Your objective :: Search the records for the string "created" and copy every line in which it appears.

Data for analysis ::
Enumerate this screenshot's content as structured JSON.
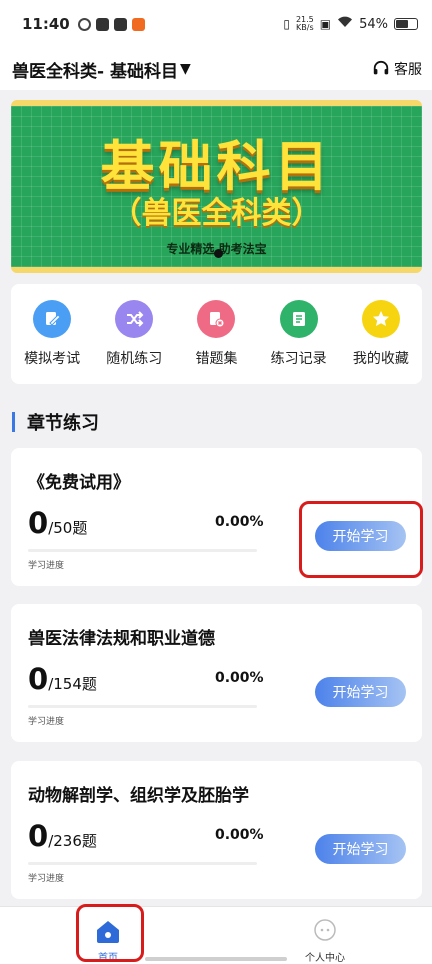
{
  "status_bar": {
    "time": "11:40",
    "network_speed_value": "21.5",
    "network_speed_unit": "KB/s",
    "battery": "54%"
  },
  "header": {
    "title": "兽医全科类- 基础科目",
    "service_label": "客服"
  },
  "banner": {
    "headline": "基础科目",
    "subtitle": "（兽医全科类）",
    "slogan": "专业精选 助考法宝"
  },
  "quick_actions": [
    {
      "label": "模拟考试",
      "icon": "exam-edit-icon",
      "color": "#4a9ff5"
    },
    {
      "label": "随机练习",
      "icon": "shuffle-icon",
      "color": "#9a86ef"
    },
    {
      "label": "错题集",
      "icon": "wrong-questions-icon",
      "color": "#ef6b85"
    },
    {
      "label": "练习记录",
      "icon": "record-icon",
      "color": "#2fb36b"
    },
    {
      "label": "我的收藏",
      "icon": "star-icon",
      "color": "#f6d510"
    }
  ],
  "section": {
    "title": "章节练习"
  },
  "chapters": [
    {
      "title": "《免费试用》",
      "done": "0",
      "total": "/50题",
      "percent": "0.00%",
      "progress": 0,
      "progress_label": "学习进度",
      "button": "开始学习"
    },
    {
      "title": "兽医法律法规和职业道德",
      "done": "0",
      "total": "/154题",
      "percent": "0.00%",
      "progress": 0,
      "progress_label": "学习进度",
      "button": "开始学习"
    },
    {
      "title": "动物解剖学、组织学及胚胎学",
      "done": "0",
      "total": "/236题",
      "percent": "0.00%",
      "progress": 0,
      "progress_label": "学习进度",
      "button": "开始学习"
    }
  ],
  "tab_bar": {
    "home": "首页",
    "profile": "个人中心"
  },
  "colors": {
    "accent": "#3a78e6",
    "highlight": "#d81c1c"
  }
}
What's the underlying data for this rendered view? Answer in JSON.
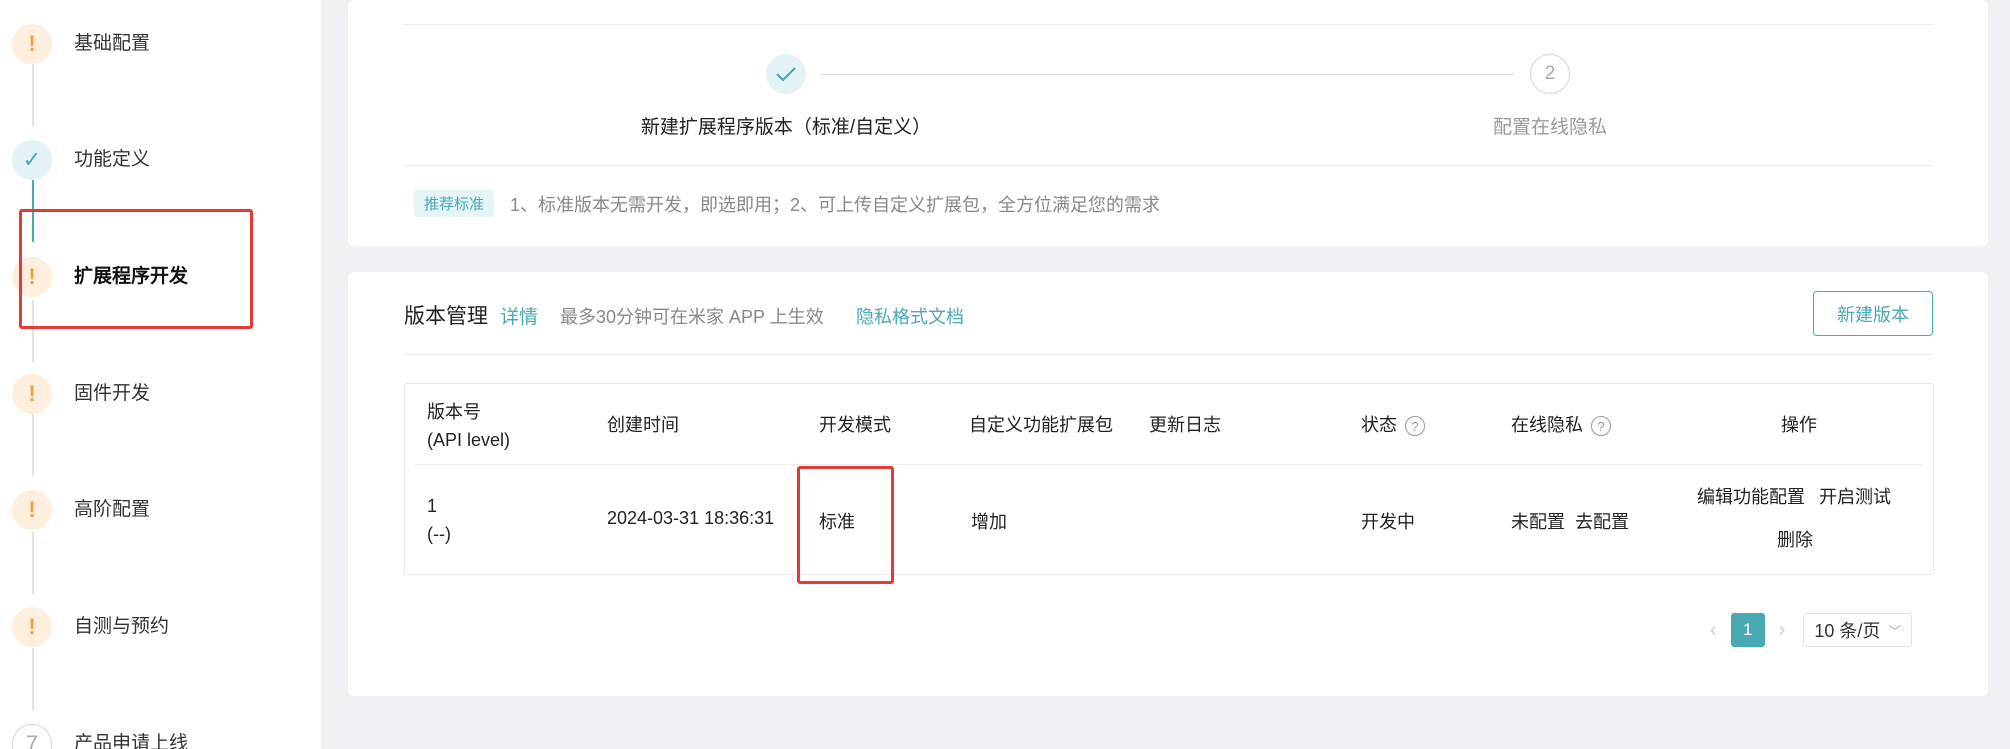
{
  "sidebar": {
    "steps": [
      {
        "label": "基础配置",
        "marker": "!",
        "state": "warn"
      },
      {
        "label": "功能定义",
        "marker": "✓",
        "state": "done"
      },
      {
        "label": "扩展程序开发",
        "marker": "!",
        "state": "warn-active"
      },
      {
        "label": "固件开发",
        "marker": "!",
        "state": "warn"
      },
      {
        "label": "高阶配置",
        "marker": "!",
        "state": "warn"
      },
      {
        "label": "自测与预约",
        "marker": "!",
        "state": "warn"
      },
      {
        "label": "产品申请上线",
        "marker": "7",
        "state": "number"
      }
    ]
  },
  "stepper": {
    "step1_label": "新建扩展程序版本（标准/自定义）",
    "step2_number": "2",
    "step2_label": "配置在线隐私"
  },
  "recommend": {
    "tag": "推荐标准",
    "text": "1、标准版本无需开发，即选即用；2、可上传自定义扩展包，全方位满足您的需求"
  },
  "version_mgmt": {
    "title": "版本管理",
    "detail_link": "详情",
    "note": "最多30分钟可在米家 APP 上生效",
    "privacy_doc_link": "隐私格式文档",
    "new_button": "新建版本"
  },
  "table": {
    "headers": {
      "version_line1": "版本号",
      "version_line2": "(API level)",
      "created": "创建时间",
      "mode": "开发模式",
      "ext_pkg": "自定义功能扩展包",
      "changelog": "更新日志",
      "status": "状态",
      "privacy": "在线隐私",
      "actions": "操作"
    },
    "row": {
      "version": "1",
      "api_level": "(--)",
      "created": "2024-03-31 18:36:31",
      "mode": "标准",
      "ext_pkg_action": "增加",
      "changelog": "",
      "status": "开发中",
      "privacy_status": "未配置",
      "privacy_action": "去配置",
      "action_edit": "编辑功能配置",
      "action_test": "开启测试",
      "action_delete": "删除"
    }
  },
  "pagination": {
    "current_page": "1",
    "page_size": "10 条/页"
  },
  "colors": {
    "accent": "#49a9b5",
    "warn": "#f0a040",
    "highlight": "#e53935"
  }
}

Exercise solution ::
      "created": "创建时间",
      "created": "2024-03-31 18:36:31",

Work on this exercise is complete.